» PROBLEM DESCRIPTION
What follows is a set of records. Repeat every one of them exactly.

» EXCERPTED DATA
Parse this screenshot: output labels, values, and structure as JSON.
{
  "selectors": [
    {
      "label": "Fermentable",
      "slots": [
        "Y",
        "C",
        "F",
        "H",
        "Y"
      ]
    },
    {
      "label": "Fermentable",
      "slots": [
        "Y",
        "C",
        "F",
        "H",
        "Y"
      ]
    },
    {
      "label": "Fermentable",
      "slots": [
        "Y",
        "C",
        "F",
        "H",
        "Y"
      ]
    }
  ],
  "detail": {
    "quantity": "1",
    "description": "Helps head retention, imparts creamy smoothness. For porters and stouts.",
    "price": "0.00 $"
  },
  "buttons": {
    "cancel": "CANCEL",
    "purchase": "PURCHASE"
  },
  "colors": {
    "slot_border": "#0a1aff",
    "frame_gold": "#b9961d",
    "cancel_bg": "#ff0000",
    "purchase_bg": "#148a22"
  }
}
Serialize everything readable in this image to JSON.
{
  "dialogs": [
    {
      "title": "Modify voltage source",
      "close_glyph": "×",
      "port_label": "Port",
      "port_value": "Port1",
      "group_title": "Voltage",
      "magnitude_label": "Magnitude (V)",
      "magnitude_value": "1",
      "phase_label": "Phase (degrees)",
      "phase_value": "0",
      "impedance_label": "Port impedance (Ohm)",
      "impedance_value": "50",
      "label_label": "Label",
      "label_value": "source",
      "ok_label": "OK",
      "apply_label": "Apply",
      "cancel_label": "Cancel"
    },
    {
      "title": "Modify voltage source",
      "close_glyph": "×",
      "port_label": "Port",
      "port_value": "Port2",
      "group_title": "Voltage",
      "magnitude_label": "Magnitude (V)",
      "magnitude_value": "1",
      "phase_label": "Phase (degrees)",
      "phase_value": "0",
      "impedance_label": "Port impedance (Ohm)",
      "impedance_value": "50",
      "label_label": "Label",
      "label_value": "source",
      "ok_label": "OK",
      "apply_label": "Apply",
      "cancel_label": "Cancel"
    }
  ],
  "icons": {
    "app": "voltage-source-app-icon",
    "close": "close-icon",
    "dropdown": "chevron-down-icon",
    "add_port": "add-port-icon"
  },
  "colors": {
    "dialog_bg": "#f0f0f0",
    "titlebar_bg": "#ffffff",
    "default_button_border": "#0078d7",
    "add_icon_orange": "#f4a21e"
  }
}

» YOUR SOLUTION
Parse this screenshot: output labels, values, and structure as JSON.
{
  "selectors": [
    {
      "label": "Fermentable",
      "slots": [
        "Y",
        "C",
        "F",
        "H",
        "Y"
      ]
    },
    {
      "label": "Fermentable",
      "slots": [
        "Y",
        "C",
        "F",
        "H",
        "Y"
      ]
    },
    {
      "label": "Fermentable",
      "slots": [
        "Y",
        "C",
        "F",
        "H",
        "Y"
      ]
    }
  ],
  "detail": {
    "quantity": "1",
    "description": "Helps head retention, imparts creamy smoothness. For porters and stouts.",
    "price": "0.00 $"
  },
  "buttons": {
    "cancel": "CANCEL",
    "purchase": "PURCHASE"
  },
  "colors": {
    "slot_border": "#0a1aff",
    "frame_gold": "#b9961d",
    "cancel_bg": "#ff0000",
    "purchase_bg": "#148a22"
  }
}
Serialize everything readable in this image to JSON.
{
  "dialogs": [
    {
      "title": "Modify voltage source",
      "close_glyph": "×",
      "port_label": "Port",
      "port_value": "Port1",
      "group_title": "Voltage",
      "magnitude_label": "Magnitude (V)",
      "magnitude_value": "1",
      "phase_label": "Phase (degrees)",
      "phase_value": "0",
      "impedance_label": "Port impedance (Ohm)",
      "impedance_value": "50",
      "label_label": "Label",
      "label_value": "source",
      "ok_label": "OK",
      "apply_label": "Apply",
      "cancel_label": "Cancel"
    },
    {
      "title": "Modify voltage source",
      "close_glyph": "×",
      "port_label": "Port",
      "port_value": "Port2",
      "group_title": "Voltage",
      "magnitude_label": "Magnitude (V)",
      "magnitude_value": "1",
      "phase_label": "Phase (degrees)",
      "phase_value": "0",
      "impedance_label": "Port impedance (Ohm)",
      "impedance_value": "50",
      "label_label": "Label",
      "label_value": "source",
      "ok_label": "OK",
      "apply_label": "Apply",
      "cancel_label": "Cancel"
    }
  ],
  "icons": {
    "app": "voltage-source-app-icon",
    "close": "close-icon",
    "dropdown": "chevron-down-icon",
    "add_port": "add-port-icon"
  },
  "colors": {
    "dialog_bg": "#f0f0f0",
    "titlebar_bg": "#ffffff",
    "default_button_border": "#0078d7",
    "add_icon_orange": "#f4a21e"
  }
}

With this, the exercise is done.